• **PROBLEM DETAILS**: The answer must be every line below that holds the word "block".

---+---

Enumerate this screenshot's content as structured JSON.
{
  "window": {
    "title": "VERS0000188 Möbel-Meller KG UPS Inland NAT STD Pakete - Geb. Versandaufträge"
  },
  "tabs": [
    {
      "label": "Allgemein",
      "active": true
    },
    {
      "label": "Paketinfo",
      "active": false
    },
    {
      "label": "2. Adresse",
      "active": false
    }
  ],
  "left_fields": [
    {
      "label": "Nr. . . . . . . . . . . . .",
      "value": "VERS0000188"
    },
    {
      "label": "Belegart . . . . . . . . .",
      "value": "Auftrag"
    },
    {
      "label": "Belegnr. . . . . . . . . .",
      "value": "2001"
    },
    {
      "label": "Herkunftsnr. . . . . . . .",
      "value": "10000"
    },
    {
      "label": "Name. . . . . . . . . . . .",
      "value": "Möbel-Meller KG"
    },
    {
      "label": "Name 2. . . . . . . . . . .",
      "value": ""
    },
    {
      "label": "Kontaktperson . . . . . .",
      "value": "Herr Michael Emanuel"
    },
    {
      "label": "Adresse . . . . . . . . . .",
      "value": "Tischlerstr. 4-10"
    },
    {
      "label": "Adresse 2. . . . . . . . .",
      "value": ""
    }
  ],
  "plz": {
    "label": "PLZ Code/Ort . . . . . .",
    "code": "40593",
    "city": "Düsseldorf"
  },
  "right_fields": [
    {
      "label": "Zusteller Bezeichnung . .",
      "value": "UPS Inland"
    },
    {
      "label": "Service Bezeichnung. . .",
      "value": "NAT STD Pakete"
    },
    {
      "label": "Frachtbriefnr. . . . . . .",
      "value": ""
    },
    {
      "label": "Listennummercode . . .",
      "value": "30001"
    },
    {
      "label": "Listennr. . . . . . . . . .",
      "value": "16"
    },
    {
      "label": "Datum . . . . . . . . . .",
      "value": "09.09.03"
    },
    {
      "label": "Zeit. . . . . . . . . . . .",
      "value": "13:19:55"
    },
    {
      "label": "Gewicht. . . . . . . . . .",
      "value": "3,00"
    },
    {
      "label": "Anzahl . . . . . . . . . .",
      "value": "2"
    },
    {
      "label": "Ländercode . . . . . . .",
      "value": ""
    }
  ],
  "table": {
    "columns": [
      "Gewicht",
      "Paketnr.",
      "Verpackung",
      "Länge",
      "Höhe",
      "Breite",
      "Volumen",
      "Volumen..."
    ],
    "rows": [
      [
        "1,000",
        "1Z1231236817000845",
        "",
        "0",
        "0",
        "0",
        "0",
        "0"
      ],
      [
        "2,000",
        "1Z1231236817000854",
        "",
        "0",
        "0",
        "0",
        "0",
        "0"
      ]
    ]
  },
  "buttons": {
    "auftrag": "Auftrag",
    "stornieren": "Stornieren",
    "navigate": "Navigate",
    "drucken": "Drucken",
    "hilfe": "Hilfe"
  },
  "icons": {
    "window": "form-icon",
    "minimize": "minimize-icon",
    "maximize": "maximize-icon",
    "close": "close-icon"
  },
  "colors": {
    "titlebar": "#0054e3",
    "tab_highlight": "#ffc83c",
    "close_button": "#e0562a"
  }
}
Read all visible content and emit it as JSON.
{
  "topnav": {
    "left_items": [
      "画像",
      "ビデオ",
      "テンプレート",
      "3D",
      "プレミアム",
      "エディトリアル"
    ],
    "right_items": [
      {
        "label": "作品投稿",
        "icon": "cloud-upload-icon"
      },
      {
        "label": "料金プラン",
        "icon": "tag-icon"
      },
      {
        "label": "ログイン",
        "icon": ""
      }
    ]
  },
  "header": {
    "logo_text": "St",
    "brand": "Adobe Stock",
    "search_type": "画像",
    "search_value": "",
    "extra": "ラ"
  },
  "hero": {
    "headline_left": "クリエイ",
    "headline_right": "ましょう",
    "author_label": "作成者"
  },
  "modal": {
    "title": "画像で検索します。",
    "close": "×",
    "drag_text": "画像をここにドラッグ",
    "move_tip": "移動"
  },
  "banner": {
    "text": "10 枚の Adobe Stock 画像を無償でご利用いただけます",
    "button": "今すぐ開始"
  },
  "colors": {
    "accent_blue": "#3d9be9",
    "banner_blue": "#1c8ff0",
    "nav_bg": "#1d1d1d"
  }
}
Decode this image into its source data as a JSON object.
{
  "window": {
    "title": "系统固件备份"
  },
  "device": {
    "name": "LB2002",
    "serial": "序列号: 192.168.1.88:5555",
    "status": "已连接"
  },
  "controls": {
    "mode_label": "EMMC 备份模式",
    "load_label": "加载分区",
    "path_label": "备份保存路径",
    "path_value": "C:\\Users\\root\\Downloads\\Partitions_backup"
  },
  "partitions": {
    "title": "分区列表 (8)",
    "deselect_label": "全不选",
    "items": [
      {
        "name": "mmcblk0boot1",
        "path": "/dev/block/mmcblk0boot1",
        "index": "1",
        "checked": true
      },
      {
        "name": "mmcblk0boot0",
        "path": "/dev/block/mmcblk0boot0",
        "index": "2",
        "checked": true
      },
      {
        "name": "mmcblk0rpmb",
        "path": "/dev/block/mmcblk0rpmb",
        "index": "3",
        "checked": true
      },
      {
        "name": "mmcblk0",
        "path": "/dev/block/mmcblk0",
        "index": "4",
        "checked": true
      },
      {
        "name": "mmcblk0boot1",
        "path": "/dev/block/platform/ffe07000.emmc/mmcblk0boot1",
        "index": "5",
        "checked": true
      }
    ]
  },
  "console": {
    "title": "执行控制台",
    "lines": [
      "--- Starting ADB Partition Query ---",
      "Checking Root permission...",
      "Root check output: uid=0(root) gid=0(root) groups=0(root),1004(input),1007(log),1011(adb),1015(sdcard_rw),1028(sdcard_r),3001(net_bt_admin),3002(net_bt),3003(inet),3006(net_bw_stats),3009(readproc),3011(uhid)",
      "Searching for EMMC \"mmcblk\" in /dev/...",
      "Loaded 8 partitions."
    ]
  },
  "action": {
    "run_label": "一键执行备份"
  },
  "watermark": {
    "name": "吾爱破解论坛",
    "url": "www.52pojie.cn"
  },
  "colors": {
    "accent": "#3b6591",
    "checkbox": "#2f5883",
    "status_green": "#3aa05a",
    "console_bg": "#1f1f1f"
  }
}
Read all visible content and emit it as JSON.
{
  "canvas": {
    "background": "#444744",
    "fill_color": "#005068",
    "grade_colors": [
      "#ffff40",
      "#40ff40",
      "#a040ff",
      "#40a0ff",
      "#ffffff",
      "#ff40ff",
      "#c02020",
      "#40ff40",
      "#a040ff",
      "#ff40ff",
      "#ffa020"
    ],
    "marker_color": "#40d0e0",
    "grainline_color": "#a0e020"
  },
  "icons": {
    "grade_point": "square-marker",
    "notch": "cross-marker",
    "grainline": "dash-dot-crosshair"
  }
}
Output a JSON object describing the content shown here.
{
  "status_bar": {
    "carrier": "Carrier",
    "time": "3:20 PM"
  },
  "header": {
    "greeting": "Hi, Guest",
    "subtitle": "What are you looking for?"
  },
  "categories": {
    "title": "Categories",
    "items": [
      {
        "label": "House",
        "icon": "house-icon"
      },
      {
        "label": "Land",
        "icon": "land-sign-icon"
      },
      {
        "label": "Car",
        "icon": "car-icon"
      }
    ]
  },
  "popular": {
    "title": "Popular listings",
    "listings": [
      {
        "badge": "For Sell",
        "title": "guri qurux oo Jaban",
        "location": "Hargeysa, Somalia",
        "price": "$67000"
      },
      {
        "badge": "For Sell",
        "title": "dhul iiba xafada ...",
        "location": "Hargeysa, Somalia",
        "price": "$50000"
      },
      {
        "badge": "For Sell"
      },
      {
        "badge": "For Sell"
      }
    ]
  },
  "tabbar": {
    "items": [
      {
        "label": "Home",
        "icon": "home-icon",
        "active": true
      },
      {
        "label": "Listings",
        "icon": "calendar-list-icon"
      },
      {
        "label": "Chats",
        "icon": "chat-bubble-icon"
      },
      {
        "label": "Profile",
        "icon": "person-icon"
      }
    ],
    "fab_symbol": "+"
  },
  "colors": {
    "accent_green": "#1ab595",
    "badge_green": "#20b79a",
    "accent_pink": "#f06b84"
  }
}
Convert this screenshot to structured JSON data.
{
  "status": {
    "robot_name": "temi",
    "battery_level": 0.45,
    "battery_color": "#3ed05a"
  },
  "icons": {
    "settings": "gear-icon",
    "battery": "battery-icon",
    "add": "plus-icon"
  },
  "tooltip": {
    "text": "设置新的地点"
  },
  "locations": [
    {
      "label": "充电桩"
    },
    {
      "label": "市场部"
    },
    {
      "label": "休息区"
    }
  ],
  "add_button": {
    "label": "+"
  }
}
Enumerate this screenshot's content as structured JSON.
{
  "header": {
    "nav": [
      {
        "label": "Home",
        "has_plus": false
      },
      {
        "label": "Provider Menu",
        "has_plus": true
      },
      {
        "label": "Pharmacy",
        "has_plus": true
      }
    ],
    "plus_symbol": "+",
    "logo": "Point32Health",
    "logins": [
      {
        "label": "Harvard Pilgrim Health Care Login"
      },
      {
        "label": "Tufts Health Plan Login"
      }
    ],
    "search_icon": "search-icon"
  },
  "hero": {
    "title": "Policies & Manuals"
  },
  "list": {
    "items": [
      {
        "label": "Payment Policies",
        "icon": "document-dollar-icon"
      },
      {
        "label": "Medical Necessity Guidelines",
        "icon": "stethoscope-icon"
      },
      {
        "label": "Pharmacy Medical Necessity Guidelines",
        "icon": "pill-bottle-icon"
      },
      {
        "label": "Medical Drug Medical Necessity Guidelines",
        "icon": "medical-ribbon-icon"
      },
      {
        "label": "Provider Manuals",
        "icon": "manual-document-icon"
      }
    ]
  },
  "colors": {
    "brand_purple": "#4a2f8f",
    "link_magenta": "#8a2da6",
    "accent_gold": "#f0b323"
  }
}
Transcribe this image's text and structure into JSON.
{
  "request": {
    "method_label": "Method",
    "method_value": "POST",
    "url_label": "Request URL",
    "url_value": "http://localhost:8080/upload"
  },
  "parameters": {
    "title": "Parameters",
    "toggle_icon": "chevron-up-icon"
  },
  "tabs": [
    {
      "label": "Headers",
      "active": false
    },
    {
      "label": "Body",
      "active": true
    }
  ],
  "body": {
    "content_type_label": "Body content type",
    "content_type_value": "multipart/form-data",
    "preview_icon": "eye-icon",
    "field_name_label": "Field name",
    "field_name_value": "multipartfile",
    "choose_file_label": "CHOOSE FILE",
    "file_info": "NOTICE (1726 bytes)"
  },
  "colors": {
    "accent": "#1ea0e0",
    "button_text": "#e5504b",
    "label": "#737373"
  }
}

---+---

• **EXERCISE SOLUTION**:
        "path": "/dev/block/mmcblk0boot1",
        "path": "/dev/block/mmcblk0boot0",
        "path": "/dev/block/mmcblk0rpmb",
        "path": "/dev/block/mmcblk0",
        "path": "/dev/block/platform/ffe07000.emmc/mmcblk0boot1",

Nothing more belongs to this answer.